WHAT THE TASK ASKS: Only the lines holding "datetime" are wanted here; copy each from the listing.

** INPUT follows **

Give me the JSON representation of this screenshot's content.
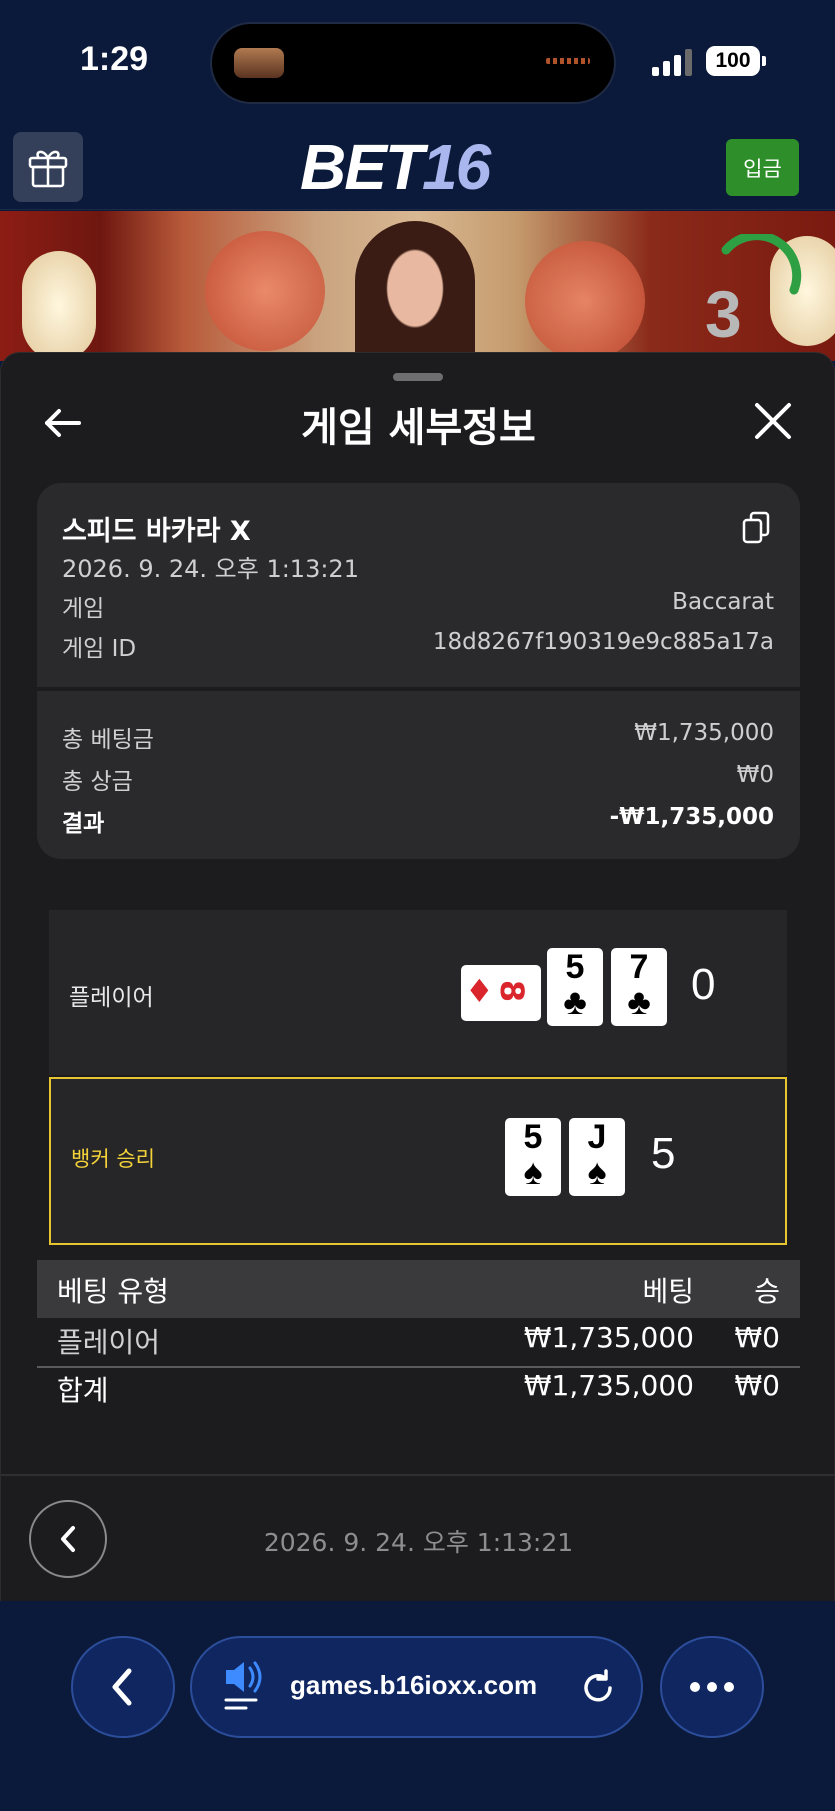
{
  "status_bar": {
    "time": "1:29",
    "battery": "100"
  },
  "header": {
    "logo_part1": "BET",
    "logo_part2": "16",
    "deposit_label": "입금"
  },
  "video": {
    "countdown": "3"
  },
  "sheet": {
    "title": "게임 세부정보"
  },
  "game_info": {
    "name": "스피드 바카라 X",
    "datetime": "2026. 9. 24. 오후 1:13:21",
    "game_label": "게임",
    "game_value": "Baccarat",
    "id_label": "게임 ID",
    "id_value": "18d8267f190319e9c885a17a"
  },
  "summary": {
    "total_bet_label": "총 베팅금",
    "total_bet_value": "₩1,735,000",
    "total_win_label": "총 상금",
    "total_win_value": "₩0",
    "result_label": "결과",
    "result_value": "-₩1,735,000"
  },
  "hands": {
    "player": {
      "label": "플레이어",
      "side_card": {
        "suit": "♦",
        "rank": "8"
      },
      "cards": [
        {
          "rank": "5",
          "suit": "♣"
        },
        {
          "rank": "7",
          "suit": "♣"
        }
      ],
      "score": "0"
    },
    "banker": {
      "label": "뱅커 승리",
      "cards": [
        {
          "rank": "5",
          "suit": "♠"
        },
        {
          "rank": "J",
          "suit": "♠"
        }
      ],
      "score": "5"
    }
  },
  "bet_table": {
    "headers": {
      "type": "베팅 유형",
      "bet": "베팅",
      "win": "승"
    },
    "rows": [
      {
        "type": "플레이어",
        "bet": "₩1,735,000",
        "win": "₩0"
      }
    ],
    "total": {
      "type": "합계",
      "bet": "₩1,735,000",
      "win": "₩0"
    }
  },
  "footer": {
    "datetime": "2026. 9. 24. 오후 1:13:21"
  },
  "browser": {
    "url": "games.b16ioxx.com"
  },
  "colors": {
    "background": "#0b1a3a",
    "sheet": "#1c1c1e",
    "card": "#2a2a2c",
    "deposit": "#2e8f2a",
    "winner_border": "#e6c531",
    "red_suit": "#d9252b"
  },
  "icons": [
    "gift-icon",
    "back-arrow-icon",
    "close-icon",
    "copy-icon",
    "chevron-left-icon",
    "speaker-icon",
    "reload-icon",
    "more-icon",
    "signal-icon",
    "battery-icon"
  ]
}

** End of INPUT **

RESULT:
    "datetime": "2026. 9. 24. 오후 1:13:21",
    "datetime": "2026. 9. 24. 오후 1:13:21"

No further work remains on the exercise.